**YOUR OBJECTIVE:**
Scan the lines below for the string "Ustawienia" and copy every one that has it.
----------------
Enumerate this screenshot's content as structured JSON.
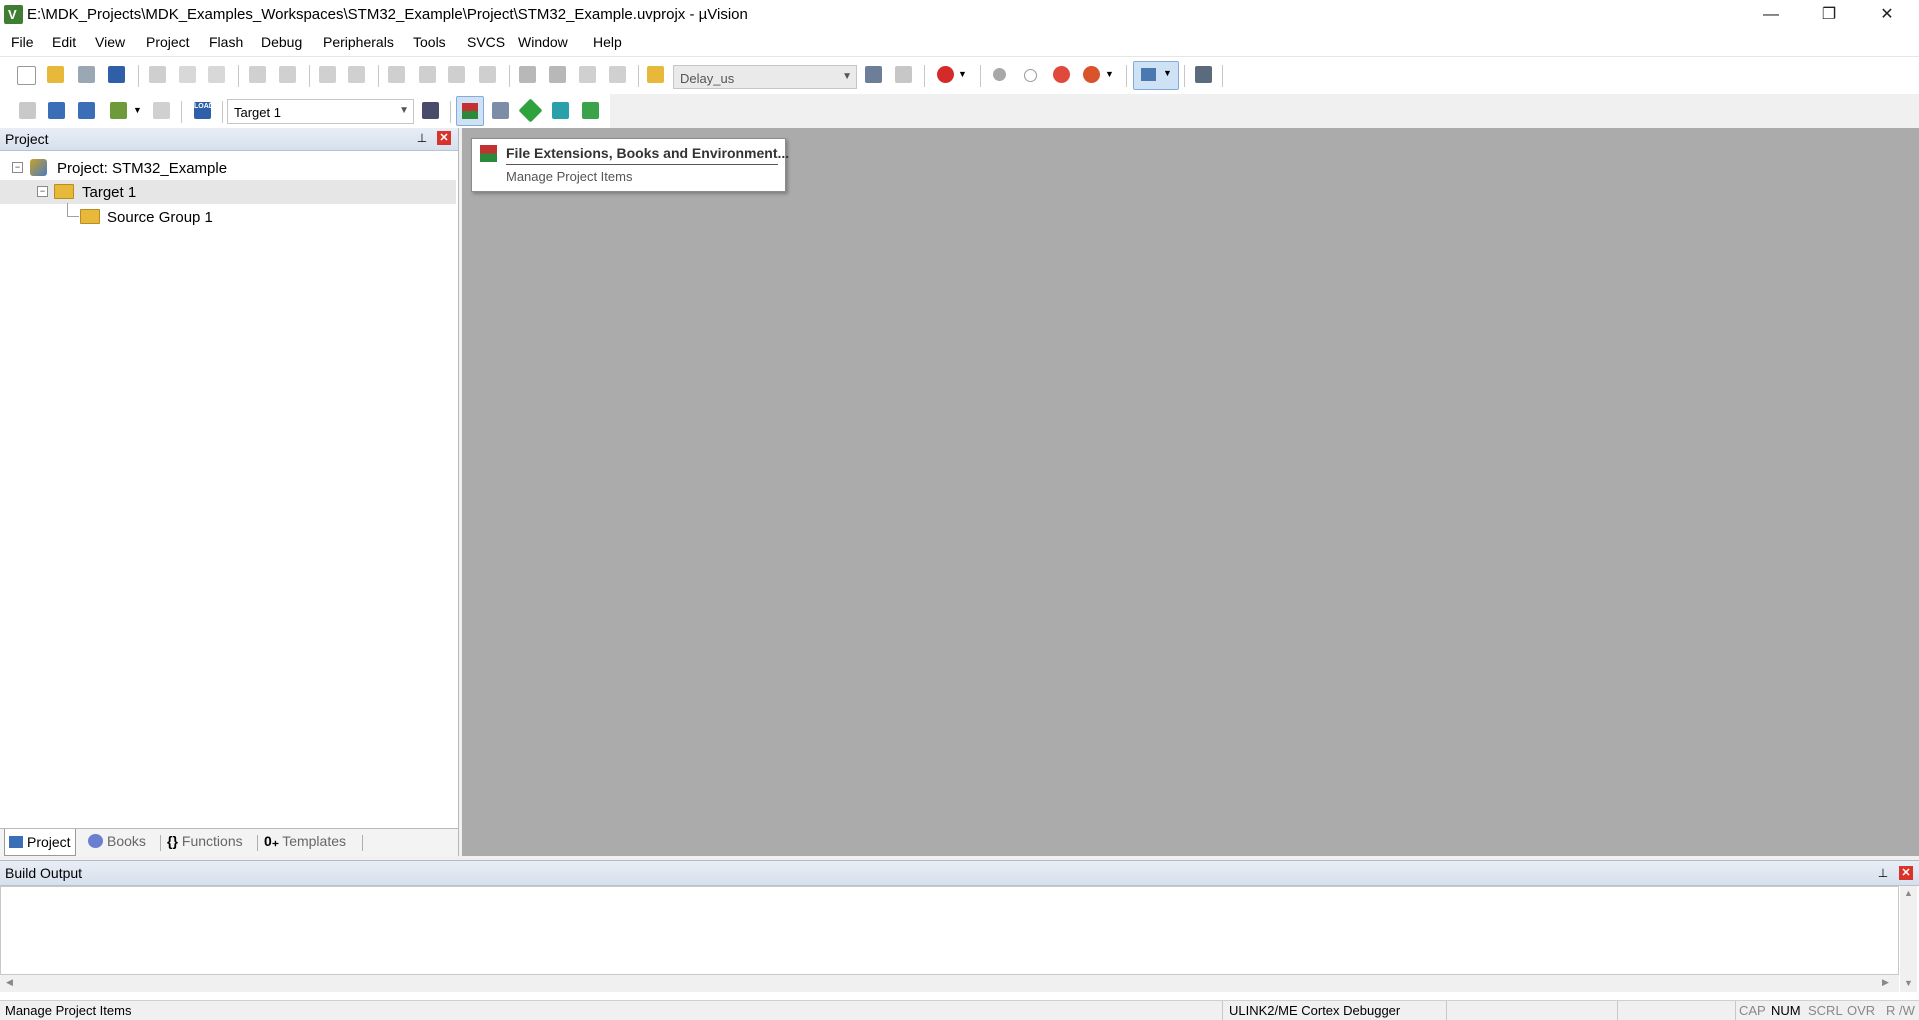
{
  "title_bar": {
    "title": "E:\\MDK_Projects\\MDK_Examples_Workspaces\\STM32_Example\\Project\\STM32_Example.uvprojx - µVision",
    "minimize": "—",
    "restore": "❐",
    "close": "✕"
  },
  "menu": [
    "File",
    "Edit",
    "View",
    "Project",
    "Flash",
    "Debug",
    "Peripherals",
    "Tools",
    "SVCS",
    "Window",
    "Help"
  ],
  "toolbar": {
    "find_combo_value": "Delay_us",
    "target_combo_value": "Target 1",
    "load_label": "LOAD"
  },
  "project_panel": {
    "title": "Project",
    "tree": {
      "root": "Project: STM32_Example",
      "target": "Target 1",
      "group": "Source Group 1"
    },
    "tabs": [
      "Project",
      "Books",
      "Functions",
      "Templates"
    ]
  },
  "context_menu": {
    "item1": "File Extensions, Books and Environment...",
    "item2": "Manage Project Items"
  },
  "build_output": {
    "title": "Build Output"
  },
  "status_bar": {
    "message": "Manage Project Items",
    "debugger": "ULINK2/ME Cortex Debugger",
    "cap": "CAP",
    "num": "NUM",
    "scrl": "SCRL",
    "ovr": "OVR",
    "rw": "R /W"
  },
  "colors": {
    "main_area_bg": "#ababab",
    "panel_header": "#dbe4ef",
    "close_red": "#d9342b"
  }
}
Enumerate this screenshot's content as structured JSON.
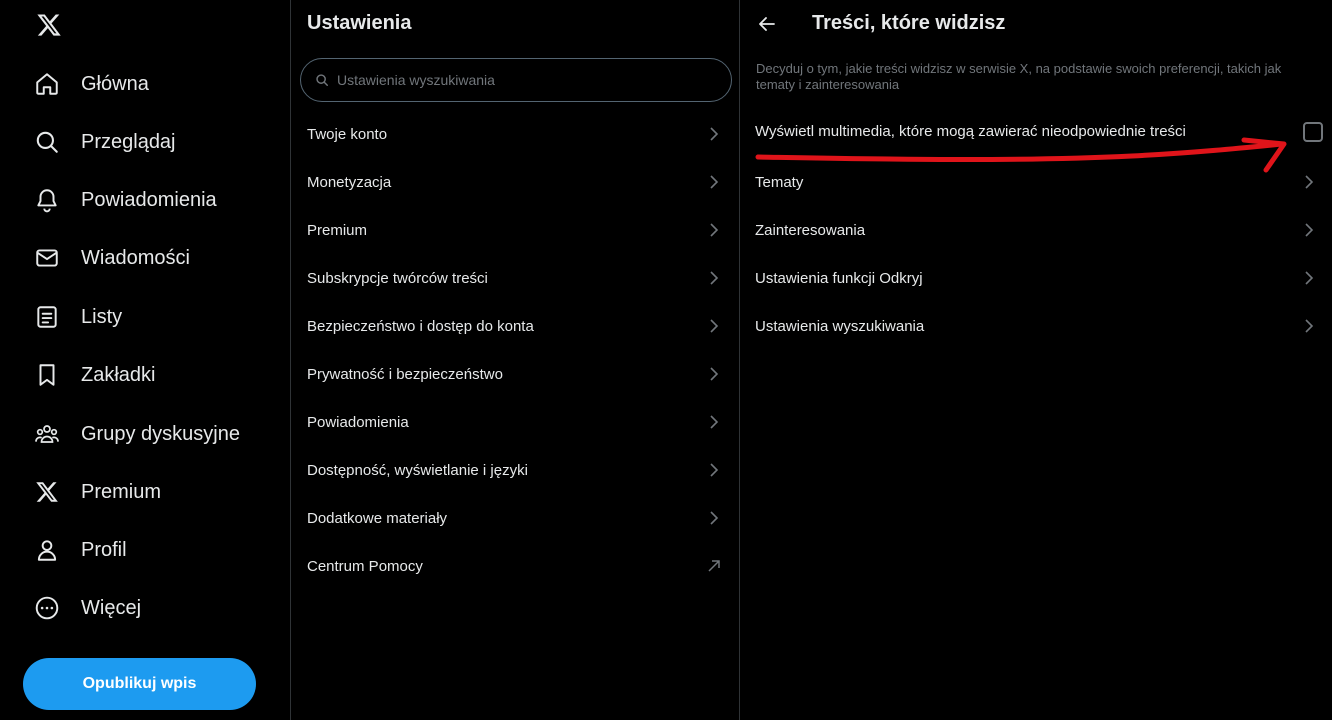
{
  "nav": {
    "items": [
      {
        "label": "Główna",
        "icon": "home-icon"
      },
      {
        "label": "Przeglądaj",
        "icon": "search-icon"
      },
      {
        "label": "Powiadomienia",
        "icon": "bell-icon"
      },
      {
        "label": "Wiadomości",
        "icon": "envelope-icon"
      },
      {
        "label": "Listy",
        "icon": "list-icon"
      },
      {
        "label": "Zakładki",
        "icon": "bookmark-icon"
      },
      {
        "label": "Grupy dyskusyjne",
        "icon": "communities-icon"
      },
      {
        "label": "Premium",
        "icon": "x-logo-icon"
      },
      {
        "label": "Profil",
        "icon": "person-icon"
      },
      {
        "label": "Więcej",
        "icon": "more-circle-icon"
      }
    ],
    "post_button": "Opublikuj wpis"
  },
  "settings": {
    "title": "Ustawienia",
    "search_placeholder": "Ustawienia wyszukiwania",
    "items": [
      {
        "label": "Twoje konto"
      },
      {
        "label": "Monetyzacja"
      },
      {
        "label": "Premium"
      },
      {
        "label": "Subskrypcje twórców treści"
      },
      {
        "label": "Bezpieczeństwo i dostęp do konta"
      },
      {
        "label": "Prywatność i bezpieczeństwo"
      },
      {
        "label": "Powiadomienia"
      },
      {
        "label": "Dostępność, wyświetlanie i języki"
      },
      {
        "label": "Dodatkowe materiały"
      },
      {
        "label": "Centrum Pomocy"
      }
    ]
  },
  "content": {
    "title": "Treści, które widzisz",
    "description": "Decyduj o tym, jakie treści widzisz w serwisie X, na podstawie swoich preferencji, takich jak tematy i zainteresowania",
    "media_setting": {
      "label": "Wyświetl multimedia, które mogą zawierać nieodpowiednie treści",
      "checked": false
    },
    "items": [
      {
        "label": "Tematy"
      },
      {
        "label": "Zainteresowania"
      },
      {
        "label": "Ustawienia funkcji Odkryj"
      },
      {
        "label": "Ustawienia wyszukiwania"
      }
    ]
  },
  "colors": {
    "background": "#000000",
    "accent": "#1d9bf0",
    "annotation": "#e0141a",
    "divider": "#2f3336"
  }
}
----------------
**RESPONSE:**
    "title": "Ustawienia",
    "search_placeholder": "Ustawienia wyszukiwania",
        "label": "Ustawienia funkcji Odkryj"
        "label": "Ustawienia wyszukiwania"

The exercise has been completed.